"I have COVID,” he said in an interview from his hospital bed.
And so does his mother Genni LaPlante. They’re being treated in the same hospital room.
"I'm having a lot of trouble breathing,” she said.
Lyndon LaPlante just got convelescent plasma -- antibodies, from the blood of a COVID survivor.
But his mother can't get any plasma because she has an unusual blood type.
"I'm AB positive, very rare,” she said.
Carter BloodCare is encouraging anyone who has had COVID to donate their plasma.
"Even if you think you had Covid in May or April, come in and donate,” said Dr. Greeta Paranjape with the donation center.
She said plasma treatment hasn't been scientifically proven to work.
But she added, "The government believes and a lot of the physicians who treat patients believe this is a useful therapy. And you have to keep in mind that there are not that many therapies which are available."
Carter BloodCare has been sending out about 150 plasma units a day to North Texas hospitals but can’t keep up with the demand, she said.
Genni LaPlante summed up her and her son’s request.
“Donate plasma for the greater good,” she said.

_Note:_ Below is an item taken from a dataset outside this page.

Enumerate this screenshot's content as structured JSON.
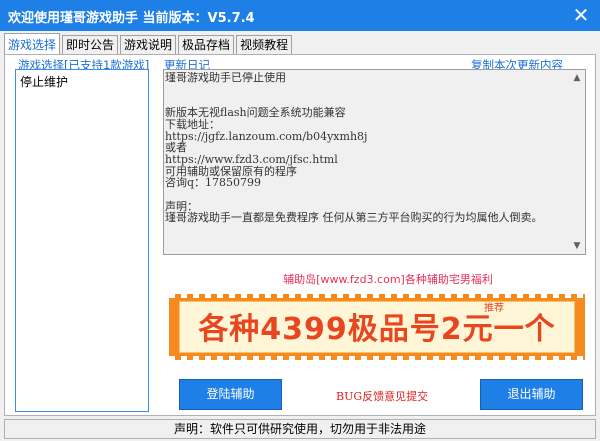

*Map locations are approximate, central locations for the city and are not meant to indicate where actual infected people live.